> Task prompt:
The answer must be an exact printing of every record below, with the pictures omitted.
******
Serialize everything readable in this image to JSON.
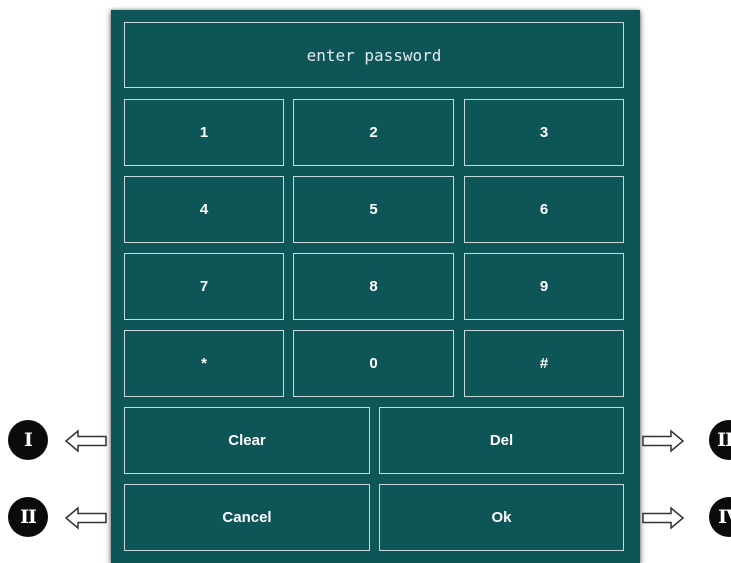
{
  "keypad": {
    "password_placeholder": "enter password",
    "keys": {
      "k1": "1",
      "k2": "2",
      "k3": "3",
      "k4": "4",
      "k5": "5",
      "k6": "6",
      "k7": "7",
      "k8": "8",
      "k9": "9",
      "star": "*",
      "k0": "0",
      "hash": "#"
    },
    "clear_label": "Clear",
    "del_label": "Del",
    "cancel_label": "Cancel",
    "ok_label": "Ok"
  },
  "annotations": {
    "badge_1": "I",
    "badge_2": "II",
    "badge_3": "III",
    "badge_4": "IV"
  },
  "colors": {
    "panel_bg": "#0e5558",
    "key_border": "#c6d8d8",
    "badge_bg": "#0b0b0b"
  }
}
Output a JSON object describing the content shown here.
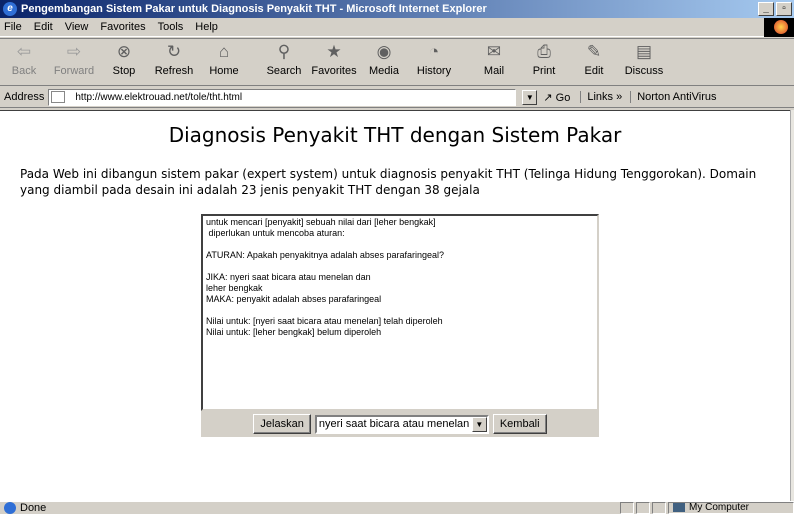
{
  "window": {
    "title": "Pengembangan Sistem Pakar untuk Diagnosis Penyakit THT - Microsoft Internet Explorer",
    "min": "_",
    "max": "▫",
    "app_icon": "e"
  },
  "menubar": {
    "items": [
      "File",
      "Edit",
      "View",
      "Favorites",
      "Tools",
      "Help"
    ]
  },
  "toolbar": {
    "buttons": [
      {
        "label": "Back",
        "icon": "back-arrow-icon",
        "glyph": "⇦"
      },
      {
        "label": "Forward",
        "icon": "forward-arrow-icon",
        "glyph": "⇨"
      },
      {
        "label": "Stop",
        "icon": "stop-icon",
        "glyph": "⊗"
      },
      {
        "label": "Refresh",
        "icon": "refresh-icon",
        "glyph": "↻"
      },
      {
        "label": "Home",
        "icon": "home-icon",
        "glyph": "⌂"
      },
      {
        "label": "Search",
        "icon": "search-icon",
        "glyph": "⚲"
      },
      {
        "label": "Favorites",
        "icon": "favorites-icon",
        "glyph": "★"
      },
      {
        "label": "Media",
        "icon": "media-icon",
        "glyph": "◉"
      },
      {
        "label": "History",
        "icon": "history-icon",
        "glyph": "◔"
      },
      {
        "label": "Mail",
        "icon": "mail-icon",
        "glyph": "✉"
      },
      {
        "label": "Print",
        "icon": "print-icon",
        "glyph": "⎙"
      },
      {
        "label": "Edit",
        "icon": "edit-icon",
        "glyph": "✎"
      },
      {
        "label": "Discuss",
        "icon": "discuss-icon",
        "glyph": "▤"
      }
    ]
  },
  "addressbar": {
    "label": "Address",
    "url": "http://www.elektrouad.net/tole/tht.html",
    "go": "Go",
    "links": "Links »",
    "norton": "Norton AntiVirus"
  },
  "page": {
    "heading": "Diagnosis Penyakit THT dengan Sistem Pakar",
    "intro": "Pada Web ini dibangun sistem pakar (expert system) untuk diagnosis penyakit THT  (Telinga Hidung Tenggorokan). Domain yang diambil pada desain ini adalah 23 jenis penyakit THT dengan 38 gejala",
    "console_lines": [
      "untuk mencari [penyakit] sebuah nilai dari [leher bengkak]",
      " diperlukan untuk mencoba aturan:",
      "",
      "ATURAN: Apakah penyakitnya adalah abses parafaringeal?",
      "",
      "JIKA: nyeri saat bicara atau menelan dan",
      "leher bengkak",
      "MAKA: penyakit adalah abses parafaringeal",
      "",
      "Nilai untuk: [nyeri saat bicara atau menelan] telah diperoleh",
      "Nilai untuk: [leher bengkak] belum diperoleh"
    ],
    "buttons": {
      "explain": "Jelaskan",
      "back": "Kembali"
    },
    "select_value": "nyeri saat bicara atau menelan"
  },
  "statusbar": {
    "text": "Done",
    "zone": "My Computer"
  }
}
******
> Answer for this exercise:
Serialize everything readable in this image to JSON.
{
  "keypad": {
    "password_placeholder": "enter password",
    "keys": {
      "k1": "1",
      "k2": "2",
      "k3": "3",
      "k4": "4",
      "k5": "5",
      "k6": "6",
      "k7": "7",
      "k8": "8",
      "k9": "9",
      "star": "*",
      "k0": "0",
      "hash": "#"
    },
    "clear_label": "Clear",
    "del_label": "Del",
    "cancel_label": "Cancel",
    "ok_label": "Ok"
  },
  "annotations": {
    "badge_1": "I",
    "badge_2": "II",
    "badge_3": "III",
    "badge_4": "IV"
  },
  "colors": {
    "panel_bg": "#0e5558",
    "key_border": "#c6d8d8",
    "badge_bg": "#0b0b0b"
  }
}
Output a JSON object describing the content shown here.
{
  "window": {
    "title": "Pengembangan Sistem Pakar untuk Diagnosis Penyakit THT - Microsoft Internet Explorer",
    "min": "_",
    "max": "▫",
    "app_icon": "e"
  },
  "menubar": {
    "items": [
      "File",
      "Edit",
      "View",
      "Favorites",
      "Tools",
      "Help"
    ]
  },
  "toolbar": {
    "buttons": [
      {
        "label": "Back",
        "icon": "back-arrow-icon",
        "glyph": "⇦"
      },
      {
        "label": "Forward",
        "icon": "forward-arrow-icon",
        "glyph": "⇨"
      },
      {
        "label": "Stop",
        "icon": "stop-icon",
        "glyph": "⊗"
      },
      {
        "label": "Refresh",
        "icon": "refresh-icon",
        "glyph": "↻"
      },
      {
        "label": "Home",
        "icon": "home-icon",
        "glyph": "⌂"
      },
      {
        "label": "Search",
        "icon": "search-icon",
        "glyph": "⚲"
      },
      {
        "label": "Favorites",
        "icon": "favorites-icon",
        "glyph": "★"
      },
      {
        "label": "Media",
        "icon": "media-icon",
        "glyph": "◉"
      },
      {
        "label": "History",
        "icon": "history-icon",
        "glyph": "◔"
      },
      {
        "label": "Mail",
        "icon": "mail-icon",
        "glyph": "✉"
      },
      {
        "label": "Print",
        "icon": "print-icon",
        "glyph": "⎙"
      },
      {
        "label": "Edit",
        "icon": "edit-icon",
        "glyph": "✎"
      },
      {
        "label": "Discuss",
        "icon": "discuss-icon",
        "glyph": "▤"
      }
    ]
  },
  "addressbar": {
    "label": "Address",
    "url": "http://www.elektrouad.net/tole/tht.html",
    "go": "Go",
    "links": "Links »",
    "norton": "Norton AntiVirus"
  },
  "page": {
    "heading": "Diagnosis Penyakit THT dengan Sistem Pakar",
    "intro": "Pada Web ini dibangun sistem pakar (expert system) untuk diagnosis penyakit THT  (Telinga Hidung Tenggorokan). Domain yang diambil pada desain ini adalah 23 jenis penyakit THT dengan 38 gejala",
    "console_lines": [
      "untuk mencari [penyakit] sebuah nilai dari [leher bengkak]",
      " diperlukan untuk mencoba aturan:",
      "",
      "ATURAN: Apakah penyakitnya adalah abses parafaringeal?",
      "",
      "JIKA: nyeri saat bicara atau menelan dan",
      "leher bengkak",
      "MAKA: penyakit adalah abses parafaringeal",
      "",
      "Nilai untuk: [nyeri saat bicara atau menelan] telah diperoleh",
      "Nilai untuk: [leher bengkak] belum diperoleh"
    ],
    "buttons": {
      "explain": "Jelaskan",
      "back": "Kembali"
    },
    "select_value": "nyeri saat bicara atau menelan"
  },
  "statusbar": {
    "text": "Done",
    "zone": "My Computer"
  }
}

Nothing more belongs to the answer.